Drafted by the Boston Bruins at 57th overall in the 1989 draft, Walz wandered around the NHL with stops in Calgary, Philadelphia, Calgary and Detroit before departing for hockey in Switzerland. He joined the Wild in their first season, and despite his mediocre point-production, his two-way play meant he fit right into Lemaire’s vision for this team. He embodied everything that the organization wanted out of those early versions of the Minnesota Wild. If that’s what they were going for, maybe they should have gone for someone less...mediocre.
Kyle: Nate Prosser. Pross is a replacement-level player that never set the scoresheet on fire or had that wow moment, but he’s a guy worth cheering for that checked all the boxes for me, and a lot of other Wild fans. He’s a native of Elk River, Minnesota, so he’s #OneOfUs. He’s a great locker room guy, a guy that will support a struggling teammate, coach up a rookie, or drop the gloves to defend his linemate. He suffered roster cuts at the junior level, went undrafted (twice), and has been placed and claimed on waivers more times than most NHLers. Even his dad told Michael Russo of The Athletic that he sees his son’s game as “not pretty.”
But he’s always come back, worked hard, and done what he could to help out the Wild…or the Blues, or the Flyers, or whatever team comes calling. Basically, if you don’t notice Prosser — or his third-pairing linemate — you know he’s doing something right. Sure, Prosser isn’t the name you’re going to see on the backs of many jerseys at the Xcel Energy Center, not now, nor during his 10-year NHL career. And maybe the reason that a replacement-level player who would normally be a journeyman depth defenseman spent parts of nine of those years with the Wild is more an indictment on the players that Chuck Fletcher and Paul Fenton tried to replace him with – the likes of Mike Reilly, Gustaf Olafsson or Kyle Quincey.

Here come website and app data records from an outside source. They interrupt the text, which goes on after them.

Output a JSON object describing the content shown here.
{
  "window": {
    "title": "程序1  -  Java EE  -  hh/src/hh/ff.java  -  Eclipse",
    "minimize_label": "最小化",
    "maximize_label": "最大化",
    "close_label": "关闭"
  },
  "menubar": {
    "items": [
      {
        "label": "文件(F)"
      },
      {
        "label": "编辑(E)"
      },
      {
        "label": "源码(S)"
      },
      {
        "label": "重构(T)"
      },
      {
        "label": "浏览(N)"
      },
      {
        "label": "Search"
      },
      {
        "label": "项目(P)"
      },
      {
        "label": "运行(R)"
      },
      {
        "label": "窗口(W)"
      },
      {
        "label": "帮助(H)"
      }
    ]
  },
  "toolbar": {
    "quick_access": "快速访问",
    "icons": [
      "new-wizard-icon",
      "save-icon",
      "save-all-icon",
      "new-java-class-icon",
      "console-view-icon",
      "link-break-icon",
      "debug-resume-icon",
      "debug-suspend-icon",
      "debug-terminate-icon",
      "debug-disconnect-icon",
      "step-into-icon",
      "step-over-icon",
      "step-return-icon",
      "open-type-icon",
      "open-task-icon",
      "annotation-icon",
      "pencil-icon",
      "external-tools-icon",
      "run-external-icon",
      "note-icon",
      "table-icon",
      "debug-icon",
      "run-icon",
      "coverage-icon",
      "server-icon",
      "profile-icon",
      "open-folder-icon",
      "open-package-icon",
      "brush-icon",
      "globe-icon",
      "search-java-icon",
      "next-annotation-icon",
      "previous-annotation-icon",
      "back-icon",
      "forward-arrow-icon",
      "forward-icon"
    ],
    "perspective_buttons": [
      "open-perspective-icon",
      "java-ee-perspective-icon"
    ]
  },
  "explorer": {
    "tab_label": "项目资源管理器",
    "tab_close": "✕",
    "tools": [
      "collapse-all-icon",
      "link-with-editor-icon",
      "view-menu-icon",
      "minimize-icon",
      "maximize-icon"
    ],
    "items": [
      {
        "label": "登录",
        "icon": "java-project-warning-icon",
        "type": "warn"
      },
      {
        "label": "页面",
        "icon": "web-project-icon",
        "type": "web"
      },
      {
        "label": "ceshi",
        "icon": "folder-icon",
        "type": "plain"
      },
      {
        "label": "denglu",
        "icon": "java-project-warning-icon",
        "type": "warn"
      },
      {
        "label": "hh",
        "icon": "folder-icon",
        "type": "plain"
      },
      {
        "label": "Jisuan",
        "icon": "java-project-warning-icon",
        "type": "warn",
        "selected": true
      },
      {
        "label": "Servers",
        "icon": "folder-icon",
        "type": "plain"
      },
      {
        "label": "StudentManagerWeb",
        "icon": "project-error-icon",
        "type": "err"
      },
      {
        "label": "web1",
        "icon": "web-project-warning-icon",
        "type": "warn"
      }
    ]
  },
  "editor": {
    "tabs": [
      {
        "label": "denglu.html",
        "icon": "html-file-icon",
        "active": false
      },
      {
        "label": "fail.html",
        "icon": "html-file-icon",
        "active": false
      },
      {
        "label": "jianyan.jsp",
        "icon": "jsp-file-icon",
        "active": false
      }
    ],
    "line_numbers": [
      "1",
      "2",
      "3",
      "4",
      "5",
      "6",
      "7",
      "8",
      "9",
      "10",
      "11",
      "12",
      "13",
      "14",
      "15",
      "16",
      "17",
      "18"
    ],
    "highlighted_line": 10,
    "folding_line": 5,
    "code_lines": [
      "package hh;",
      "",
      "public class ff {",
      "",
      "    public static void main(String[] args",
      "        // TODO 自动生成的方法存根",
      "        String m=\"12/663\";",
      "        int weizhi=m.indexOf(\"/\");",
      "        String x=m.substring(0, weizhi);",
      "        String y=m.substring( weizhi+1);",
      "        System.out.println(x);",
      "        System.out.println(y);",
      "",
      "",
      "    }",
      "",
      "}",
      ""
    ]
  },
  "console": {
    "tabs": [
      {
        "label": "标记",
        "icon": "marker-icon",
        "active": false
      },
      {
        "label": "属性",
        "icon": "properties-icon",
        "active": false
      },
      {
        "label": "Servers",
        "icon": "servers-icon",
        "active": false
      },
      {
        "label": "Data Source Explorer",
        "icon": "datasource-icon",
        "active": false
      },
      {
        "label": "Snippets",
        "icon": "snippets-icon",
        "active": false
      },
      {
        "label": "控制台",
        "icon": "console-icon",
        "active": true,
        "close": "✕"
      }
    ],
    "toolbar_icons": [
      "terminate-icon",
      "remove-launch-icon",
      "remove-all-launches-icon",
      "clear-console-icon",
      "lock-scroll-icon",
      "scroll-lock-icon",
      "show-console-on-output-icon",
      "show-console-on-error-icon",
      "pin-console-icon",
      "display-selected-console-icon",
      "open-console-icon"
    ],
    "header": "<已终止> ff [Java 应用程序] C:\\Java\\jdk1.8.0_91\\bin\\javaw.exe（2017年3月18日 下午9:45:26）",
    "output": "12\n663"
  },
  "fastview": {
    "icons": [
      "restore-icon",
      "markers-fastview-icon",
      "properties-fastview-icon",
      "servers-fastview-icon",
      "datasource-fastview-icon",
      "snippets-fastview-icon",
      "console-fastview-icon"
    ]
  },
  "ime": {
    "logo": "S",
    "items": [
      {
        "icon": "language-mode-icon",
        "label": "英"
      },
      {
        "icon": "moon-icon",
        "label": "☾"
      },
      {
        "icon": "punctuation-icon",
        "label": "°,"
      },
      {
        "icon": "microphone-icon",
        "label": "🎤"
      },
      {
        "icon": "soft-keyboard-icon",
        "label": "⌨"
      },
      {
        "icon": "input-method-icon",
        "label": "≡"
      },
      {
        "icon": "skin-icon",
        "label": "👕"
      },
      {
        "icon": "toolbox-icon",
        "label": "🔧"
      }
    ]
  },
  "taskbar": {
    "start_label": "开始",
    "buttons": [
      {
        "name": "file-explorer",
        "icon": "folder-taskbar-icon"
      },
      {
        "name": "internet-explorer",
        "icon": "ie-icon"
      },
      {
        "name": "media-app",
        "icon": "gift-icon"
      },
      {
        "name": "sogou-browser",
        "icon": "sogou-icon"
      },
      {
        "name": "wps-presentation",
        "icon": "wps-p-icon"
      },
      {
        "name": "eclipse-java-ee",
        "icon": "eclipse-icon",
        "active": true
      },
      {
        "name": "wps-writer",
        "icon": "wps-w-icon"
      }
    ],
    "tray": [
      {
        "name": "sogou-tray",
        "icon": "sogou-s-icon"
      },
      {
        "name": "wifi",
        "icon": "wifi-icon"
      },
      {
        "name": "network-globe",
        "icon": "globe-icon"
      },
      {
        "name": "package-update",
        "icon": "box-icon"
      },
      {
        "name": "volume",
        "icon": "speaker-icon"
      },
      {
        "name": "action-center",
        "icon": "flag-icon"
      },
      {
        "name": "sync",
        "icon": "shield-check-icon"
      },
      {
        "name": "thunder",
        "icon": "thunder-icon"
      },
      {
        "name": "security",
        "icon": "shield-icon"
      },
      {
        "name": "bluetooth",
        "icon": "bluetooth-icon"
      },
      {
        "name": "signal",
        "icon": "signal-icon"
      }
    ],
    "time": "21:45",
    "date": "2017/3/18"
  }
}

And yes, the Wild press box was known as the “Pross Box” since Nate spent so much time there as a healthy scratch.
But damn if you couldn’t help but cheer for a guy who was nothing but positive, supporting and worked his butt off despite never knowing if and when that next waiver-call shoe was going to drop.
Do you have any favorite not mentioned or want to add on to our blurbs? Leave us a comment!